Exercise details: Find the string "image" in the entries and copy each line that has it.

[Data provided]

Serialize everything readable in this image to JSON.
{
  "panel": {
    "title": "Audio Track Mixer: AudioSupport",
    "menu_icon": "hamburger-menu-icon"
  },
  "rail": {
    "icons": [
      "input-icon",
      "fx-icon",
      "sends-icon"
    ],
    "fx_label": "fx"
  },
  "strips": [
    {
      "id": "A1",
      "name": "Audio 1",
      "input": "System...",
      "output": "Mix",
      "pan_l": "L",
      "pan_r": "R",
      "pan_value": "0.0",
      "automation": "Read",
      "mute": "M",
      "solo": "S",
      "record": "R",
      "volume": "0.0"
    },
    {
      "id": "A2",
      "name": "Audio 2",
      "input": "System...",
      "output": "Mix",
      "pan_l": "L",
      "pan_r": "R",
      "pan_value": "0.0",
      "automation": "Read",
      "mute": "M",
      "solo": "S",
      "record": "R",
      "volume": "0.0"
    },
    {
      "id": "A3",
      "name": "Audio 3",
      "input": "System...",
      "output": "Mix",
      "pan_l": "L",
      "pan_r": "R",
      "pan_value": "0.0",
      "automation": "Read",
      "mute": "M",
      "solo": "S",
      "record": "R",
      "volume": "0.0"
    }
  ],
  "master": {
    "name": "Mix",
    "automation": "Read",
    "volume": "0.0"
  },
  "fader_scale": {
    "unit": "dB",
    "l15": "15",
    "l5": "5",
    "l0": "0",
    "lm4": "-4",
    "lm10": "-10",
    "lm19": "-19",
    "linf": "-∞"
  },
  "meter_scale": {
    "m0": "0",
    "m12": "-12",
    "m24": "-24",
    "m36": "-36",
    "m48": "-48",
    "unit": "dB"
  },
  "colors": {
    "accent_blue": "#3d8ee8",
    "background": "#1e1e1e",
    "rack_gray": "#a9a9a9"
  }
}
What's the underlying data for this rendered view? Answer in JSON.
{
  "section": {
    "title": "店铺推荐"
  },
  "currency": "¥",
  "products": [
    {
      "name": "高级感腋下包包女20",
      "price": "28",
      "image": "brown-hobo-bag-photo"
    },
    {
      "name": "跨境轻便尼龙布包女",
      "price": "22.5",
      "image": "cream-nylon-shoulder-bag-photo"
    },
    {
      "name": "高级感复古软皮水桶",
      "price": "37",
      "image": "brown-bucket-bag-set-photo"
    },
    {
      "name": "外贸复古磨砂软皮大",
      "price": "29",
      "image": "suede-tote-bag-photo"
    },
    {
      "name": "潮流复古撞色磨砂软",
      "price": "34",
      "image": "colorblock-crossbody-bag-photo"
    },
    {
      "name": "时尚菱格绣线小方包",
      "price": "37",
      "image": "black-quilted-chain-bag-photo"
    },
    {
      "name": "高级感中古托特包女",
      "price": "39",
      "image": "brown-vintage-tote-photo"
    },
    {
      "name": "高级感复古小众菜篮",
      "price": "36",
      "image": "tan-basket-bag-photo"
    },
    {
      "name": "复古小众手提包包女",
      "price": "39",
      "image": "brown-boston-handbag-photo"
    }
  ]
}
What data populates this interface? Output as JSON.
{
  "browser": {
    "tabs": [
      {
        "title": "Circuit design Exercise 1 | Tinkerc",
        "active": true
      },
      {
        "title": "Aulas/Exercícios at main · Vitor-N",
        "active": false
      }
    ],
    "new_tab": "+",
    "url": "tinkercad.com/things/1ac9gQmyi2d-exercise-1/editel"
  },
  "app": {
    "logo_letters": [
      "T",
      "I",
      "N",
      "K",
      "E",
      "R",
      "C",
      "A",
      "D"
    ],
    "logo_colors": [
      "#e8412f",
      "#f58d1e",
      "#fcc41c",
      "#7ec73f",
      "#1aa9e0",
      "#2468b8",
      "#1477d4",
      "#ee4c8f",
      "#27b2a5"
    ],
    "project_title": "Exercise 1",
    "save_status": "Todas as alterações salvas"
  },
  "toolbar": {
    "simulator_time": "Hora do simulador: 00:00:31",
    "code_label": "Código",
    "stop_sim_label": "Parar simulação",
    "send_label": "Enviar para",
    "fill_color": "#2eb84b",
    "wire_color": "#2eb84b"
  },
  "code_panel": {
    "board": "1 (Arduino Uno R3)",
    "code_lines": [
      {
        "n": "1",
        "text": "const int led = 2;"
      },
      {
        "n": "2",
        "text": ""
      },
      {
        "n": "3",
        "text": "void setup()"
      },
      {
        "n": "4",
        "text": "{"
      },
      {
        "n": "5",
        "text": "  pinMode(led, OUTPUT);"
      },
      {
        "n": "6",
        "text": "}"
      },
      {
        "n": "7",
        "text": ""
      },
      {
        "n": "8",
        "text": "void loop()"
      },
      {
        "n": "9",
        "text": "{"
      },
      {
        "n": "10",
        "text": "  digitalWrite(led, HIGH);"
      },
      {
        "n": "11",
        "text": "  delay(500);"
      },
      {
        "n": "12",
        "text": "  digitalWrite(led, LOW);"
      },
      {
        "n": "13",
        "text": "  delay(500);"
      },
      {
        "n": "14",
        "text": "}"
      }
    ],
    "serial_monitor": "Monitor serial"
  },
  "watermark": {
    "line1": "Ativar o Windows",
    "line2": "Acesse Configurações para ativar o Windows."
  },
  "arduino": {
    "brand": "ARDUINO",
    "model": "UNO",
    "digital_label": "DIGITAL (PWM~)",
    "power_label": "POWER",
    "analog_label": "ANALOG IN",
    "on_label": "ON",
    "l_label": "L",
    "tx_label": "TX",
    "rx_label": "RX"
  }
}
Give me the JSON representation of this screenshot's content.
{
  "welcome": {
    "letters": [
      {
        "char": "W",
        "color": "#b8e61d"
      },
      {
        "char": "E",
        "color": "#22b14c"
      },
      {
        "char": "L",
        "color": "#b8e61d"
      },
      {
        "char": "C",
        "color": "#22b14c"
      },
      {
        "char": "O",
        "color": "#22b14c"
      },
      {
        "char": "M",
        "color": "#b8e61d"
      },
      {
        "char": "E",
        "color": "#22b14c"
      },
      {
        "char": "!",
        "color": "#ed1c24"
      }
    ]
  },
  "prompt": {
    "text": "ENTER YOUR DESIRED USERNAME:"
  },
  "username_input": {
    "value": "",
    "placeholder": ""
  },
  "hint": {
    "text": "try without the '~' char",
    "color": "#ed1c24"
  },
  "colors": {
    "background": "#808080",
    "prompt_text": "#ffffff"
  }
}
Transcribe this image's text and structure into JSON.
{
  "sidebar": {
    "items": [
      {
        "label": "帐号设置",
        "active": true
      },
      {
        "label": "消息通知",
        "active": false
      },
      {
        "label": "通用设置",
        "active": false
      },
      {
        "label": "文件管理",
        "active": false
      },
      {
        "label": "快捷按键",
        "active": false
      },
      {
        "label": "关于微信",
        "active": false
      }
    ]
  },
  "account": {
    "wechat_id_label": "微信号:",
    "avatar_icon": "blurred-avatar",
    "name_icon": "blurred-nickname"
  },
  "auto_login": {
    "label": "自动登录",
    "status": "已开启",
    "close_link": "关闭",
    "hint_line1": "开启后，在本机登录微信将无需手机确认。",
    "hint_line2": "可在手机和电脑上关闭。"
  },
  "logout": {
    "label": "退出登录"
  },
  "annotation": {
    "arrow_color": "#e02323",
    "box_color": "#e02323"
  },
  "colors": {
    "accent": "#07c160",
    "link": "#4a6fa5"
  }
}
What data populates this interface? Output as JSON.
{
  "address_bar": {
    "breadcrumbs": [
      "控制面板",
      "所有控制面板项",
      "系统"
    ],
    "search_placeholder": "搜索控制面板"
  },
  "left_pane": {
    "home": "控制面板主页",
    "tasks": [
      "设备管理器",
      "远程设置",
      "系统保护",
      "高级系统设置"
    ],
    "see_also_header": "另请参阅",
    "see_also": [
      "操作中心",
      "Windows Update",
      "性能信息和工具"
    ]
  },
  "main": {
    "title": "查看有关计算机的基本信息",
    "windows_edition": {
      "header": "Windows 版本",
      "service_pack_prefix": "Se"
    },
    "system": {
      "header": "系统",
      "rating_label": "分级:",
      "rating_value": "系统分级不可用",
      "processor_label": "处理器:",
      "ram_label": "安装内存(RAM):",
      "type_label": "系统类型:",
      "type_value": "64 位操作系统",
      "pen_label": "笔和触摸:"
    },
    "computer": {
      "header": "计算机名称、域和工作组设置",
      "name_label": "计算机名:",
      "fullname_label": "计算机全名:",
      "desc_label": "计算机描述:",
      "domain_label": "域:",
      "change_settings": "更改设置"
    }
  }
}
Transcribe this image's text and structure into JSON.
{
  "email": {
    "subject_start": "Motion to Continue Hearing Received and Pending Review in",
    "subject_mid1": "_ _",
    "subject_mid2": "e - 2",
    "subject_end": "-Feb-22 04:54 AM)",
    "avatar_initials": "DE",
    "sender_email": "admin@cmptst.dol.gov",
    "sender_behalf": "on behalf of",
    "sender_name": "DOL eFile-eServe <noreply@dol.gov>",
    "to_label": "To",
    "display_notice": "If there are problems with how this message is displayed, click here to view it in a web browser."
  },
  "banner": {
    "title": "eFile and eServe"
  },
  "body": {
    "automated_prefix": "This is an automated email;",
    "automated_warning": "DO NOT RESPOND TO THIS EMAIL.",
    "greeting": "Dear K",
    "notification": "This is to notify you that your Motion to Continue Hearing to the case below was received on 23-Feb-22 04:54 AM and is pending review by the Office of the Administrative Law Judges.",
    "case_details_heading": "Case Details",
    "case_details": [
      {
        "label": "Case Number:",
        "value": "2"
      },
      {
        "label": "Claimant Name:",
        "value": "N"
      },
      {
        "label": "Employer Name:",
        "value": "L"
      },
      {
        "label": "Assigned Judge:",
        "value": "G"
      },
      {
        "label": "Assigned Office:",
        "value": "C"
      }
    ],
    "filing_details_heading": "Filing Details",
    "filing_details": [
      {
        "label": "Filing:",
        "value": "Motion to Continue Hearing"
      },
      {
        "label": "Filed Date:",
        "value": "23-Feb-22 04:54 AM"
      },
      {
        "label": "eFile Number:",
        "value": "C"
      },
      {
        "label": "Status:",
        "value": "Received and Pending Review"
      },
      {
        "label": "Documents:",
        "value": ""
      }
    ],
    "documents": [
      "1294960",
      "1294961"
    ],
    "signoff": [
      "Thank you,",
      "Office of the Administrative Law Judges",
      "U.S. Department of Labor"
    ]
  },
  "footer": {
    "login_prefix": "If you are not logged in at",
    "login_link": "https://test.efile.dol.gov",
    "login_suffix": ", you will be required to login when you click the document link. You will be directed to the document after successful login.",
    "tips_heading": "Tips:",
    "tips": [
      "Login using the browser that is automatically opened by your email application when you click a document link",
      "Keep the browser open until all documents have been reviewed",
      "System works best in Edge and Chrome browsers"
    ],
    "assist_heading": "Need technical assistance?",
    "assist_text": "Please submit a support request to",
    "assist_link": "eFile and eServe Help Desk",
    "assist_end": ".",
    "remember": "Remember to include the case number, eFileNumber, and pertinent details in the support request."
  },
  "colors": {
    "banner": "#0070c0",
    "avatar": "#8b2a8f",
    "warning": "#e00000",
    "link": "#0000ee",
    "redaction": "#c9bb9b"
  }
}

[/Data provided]

Response box:
Serialize everything readable in this image to JSON.
      "image": "brown-hobo-bag-photo"
      "image": "cream-nylon-shoulder-bag-photo"
      "image": "brown-bucket-bag-set-photo"
      "image": "suede-tote-bag-photo"
      "image": "colorblock-crossbody-bag-photo"
      "image": "black-quilted-chain-bag-photo"
      "image": "brown-vintage-tote-photo"
      "image": "tan-basket-bag-photo"
      "image": "brown-boston-handbag-photo"
Transcribe this image's text and structure into JSON.
Transcribe this image's text and structure into JSON.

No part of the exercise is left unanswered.